I said, “Mother, you get on your knees and you pray here in the house. And I’m going to try to win those two boys to Jesus.” I went to the barn. There was that younger son milking the cows. I got me a little bucket and sat down on that bucket by the stool on which he was seated, milking those cows. And I talked to that boy about Jesus. And I read to that boy, out of that Book, how a boy could be saved.
And I asked him if he wanted to be a Christian, and if he wanted God to forgive his sins, and to write his name in the Book of Life, and to be saved, and to be a Christian [Acts 16:30-31]. And I said, “Son, if you do, take my hand.” And I extended my hand, and he grasped my hand hard and said, “Yes. I will accept the Lord as my Savior.” And I said, “Son, let’s kneel here and pray.” And we knelt and I thanked God that the Lord had come into his heart and saved him.

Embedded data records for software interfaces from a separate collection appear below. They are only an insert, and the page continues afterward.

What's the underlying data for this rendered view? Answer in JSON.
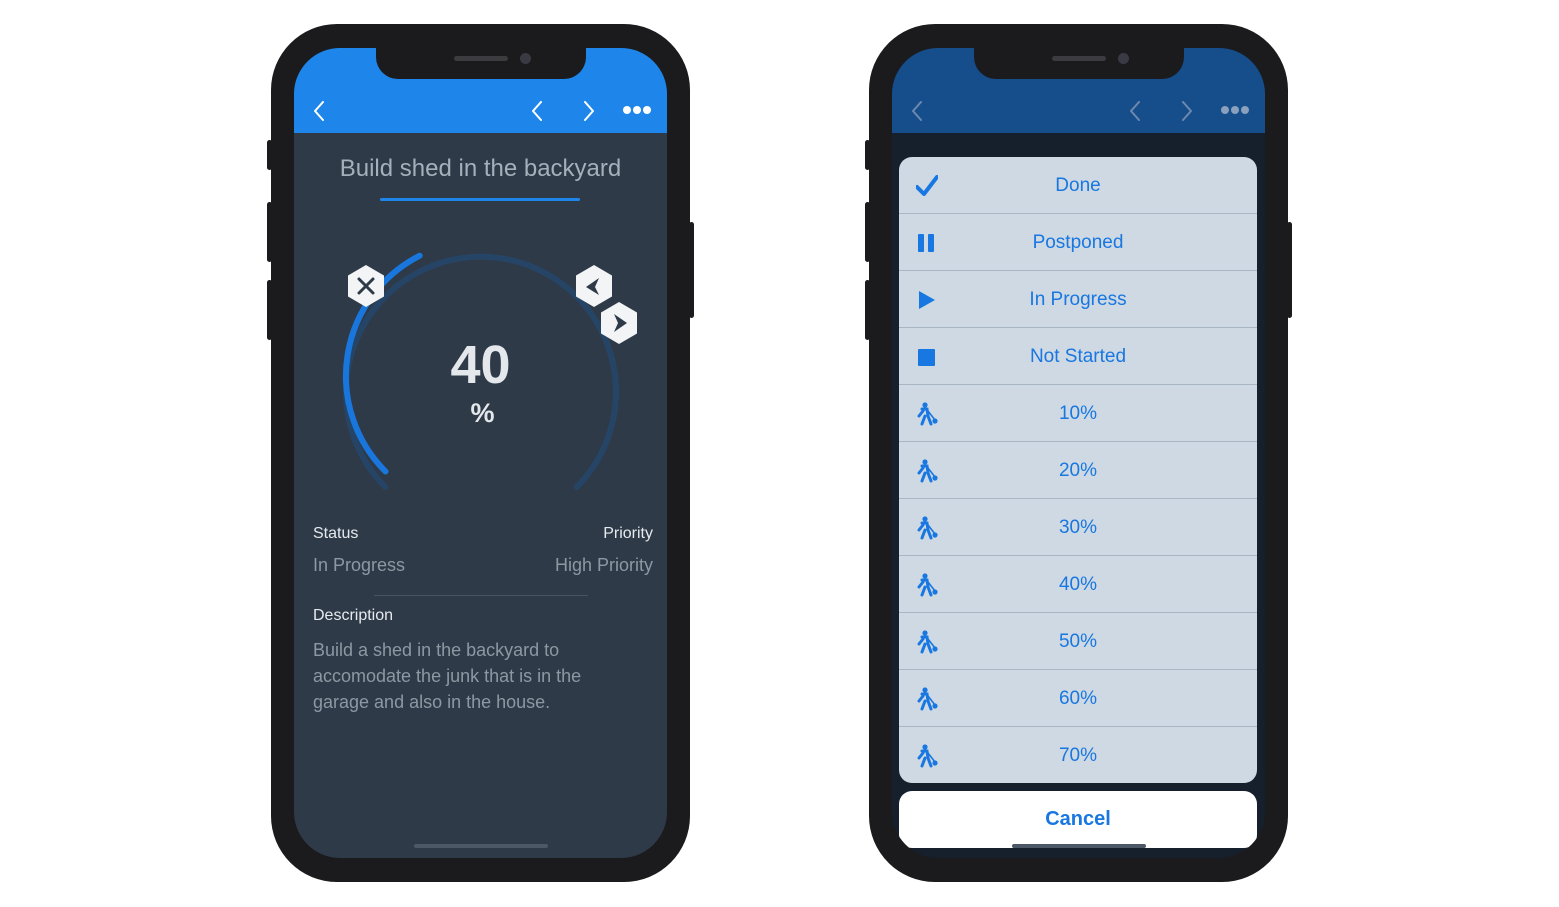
{
  "colors": {
    "accent": "#1e86ea",
    "accent_dark": "#164e8c",
    "screen_bg": "#2e3a48",
    "sheet_bg": "#cfd9e3",
    "action_text": "#1877e0"
  },
  "left_screen": {
    "nav": {
      "back_icon": "chevron-left-icon",
      "prev_icon": "chevron-left-icon",
      "next_icon": "chevron-right-icon",
      "more_icon": "more-dots-icon"
    },
    "task": {
      "title": "Build shed in the backyard",
      "progress_value": "40",
      "progress_unit": "%",
      "progress_fraction": 0.4,
      "status_label": "Status",
      "status_value": "In Progress",
      "priority_label": "Priority",
      "priority_value": "High Priority",
      "description_label": "Description",
      "description_text": "Build a shed in the backyard to accomodate the junk that is in the garage and also in the house."
    }
  },
  "right_screen": {
    "status_options": [
      {
        "label": "Done",
        "icon": "checkmark-icon"
      },
      {
        "label": "Postponed",
        "icon": "pause-icon"
      },
      {
        "label": "In Progress",
        "icon": "play-icon"
      },
      {
        "label": "Not Started",
        "icon": "stop-icon"
      },
      {
        "label": "10%",
        "icon": "worker-icon"
      },
      {
        "label": "20%",
        "icon": "worker-icon"
      },
      {
        "label": "30%",
        "icon": "worker-icon"
      },
      {
        "label": "40%",
        "icon": "worker-icon"
      },
      {
        "label": "50%",
        "icon": "worker-icon"
      },
      {
        "label": "60%",
        "icon": "worker-icon"
      },
      {
        "label": "70%",
        "icon": "worker-icon"
      }
    ],
    "cancel_label": "Cancel"
  }
}
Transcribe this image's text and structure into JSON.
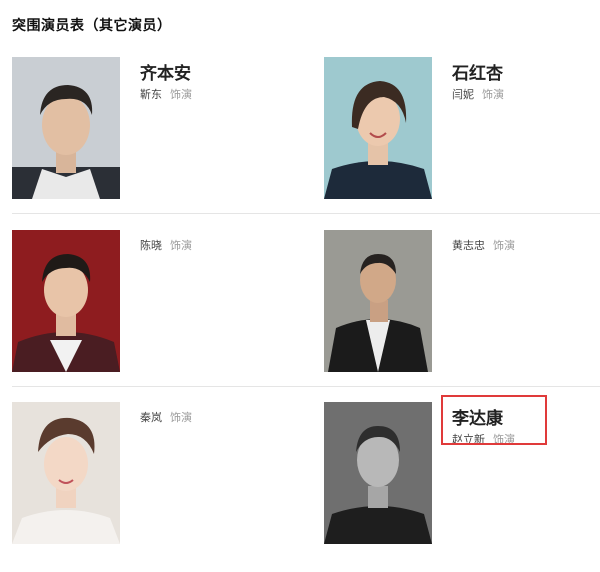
{
  "section": {
    "title": "突围演员表（其它演员）"
  },
  "cast": [
    {
      "role": "齐本安",
      "actor": "靳东",
      "play_label": "饰演"
    },
    {
      "role": "石红杏",
      "actor": "闫妮",
      "play_label": "饰演"
    },
    {
      "role": "",
      "actor": "陈晓",
      "play_label": "饰演"
    },
    {
      "role": "",
      "actor": "黄志忠",
      "play_label": "饰演"
    },
    {
      "role": "",
      "actor": "秦岚",
      "play_label": "饰演"
    },
    {
      "role": "李达康",
      "actor": "赵立新",
      "play_label": "饰演"
    }
  ]
}
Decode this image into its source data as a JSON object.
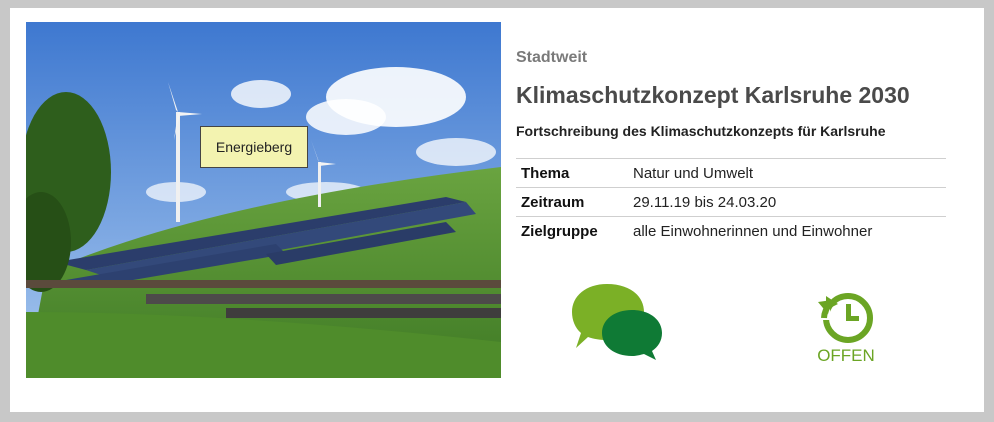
{
  "card": {
    "image_tag": "Energieberg",
    "eyebrow": "Stadtweit",
    "title": "Klimaschutzkonzept Karlsruhe 2030",
    "subtitle": "Fortschreibung des Klimaschutzkonzepts für Karlsruhe",
    "details": [
      {
        "key": "Thema",
        "value": "Natur und Umwelt"
      },
      {
        "key": "Zeitraum",
        "value": "29.11.19 bis 24.03.20"
      },
      {
        "key": "Zielgruppe",
        "value": "alle Einwohnerinnen und Einwohner"
      }
    ],
    "status_label": "OFFEN",
    "colors": {
      "green_light": "#7bb026",
      "green_dark": "#0f7a35",
      "status_green": "#6ba524"
    }
  }
}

By that time, the older son was unhitching—taking the harness off of the team from the field—and I walked over into the other section of the barn where he was hanging up the harness. And I said to him, I said, “Your mother is praying for you, that you will be a Christian. And I’m come to tell you how.” And I read to him out of the Book, and I witnessed to the boy what Jesus can do when He comes into a young man’s life. And I asked him if he’d take the Lord as his Savior, if he would—would he take my hand? And again he grasped my hand. Big hand, strong, he grabbed my hand. I said, “Son, let’s thank God.” And we knelt down on the barn floor, and I thanked God for saving a young man’s life.
That night, when I gave the invitation, those two boys came down the aisle together, arm in arm, with their arms around each other. And their mother was so glad she clapped her hands and praised God. They were the only two that were saved in that meeting. Nobody else was saved. And when the day was done and I turned my face to my life that lay before me, I said to myself then, and I have said it in my deepest soul ever since, “I believe in praying for the lost. I believe in witnessing to the lost. I believe in visiting the lost. I believe in knocking at the door of our people. I believe in personal evangelism, and personal soulwinning, and personal witnessing, and personal invitation to the Lord Jesus.” I think God blesses that church, and God blesses that family, and God blesses that Sunday school teacher, and God blesses that deacon, and God blesses that pastor, any where in the world who will knock at the door, who will invite people to the Lord Jesus, who will witness of the grace and love of Christ in his life—our scars for the Lord. “For I bear in my body ta stigmata for the Lord Jesus” [Galatians 6:17].
And that is our invitation to you tonight. There are some of you here tonight who have been visited in your home. There are some of you here tonight to whom our people have made prayerful and earnest appeal. There are some of you who’ve been taught the way of salvation from this holy and blessed Book of life. God has sent you here. You’re not here by accident. You’re here by the direction of the Holy Spirit of Jesus, and God has spoken to your heart. And He always says, “Now” [2 Corinthians 6:2]. He always says, “Come.”
A family, a couple, or just that one somebody you; on the first note of the first stanza, “Here I am, pastor, and here I come. I have decided for God, and I’m on the way.” If you’re in the balcony, there’s a stairway at the front or the back, on either side; in the throng on this lower floor, into that aisle and down here to the front, “Here I am, pastor, I’m coming tonight.” May angels attend your way. May the Holy Spirit aboundingly bless you as you come. When you stand up, stand up coming down that stairway, walking down that aisle. That first step is the greatest you’ll ever make in your life. Make it now. Come now. God bless you as you answer with your life, while we stand and while we sing.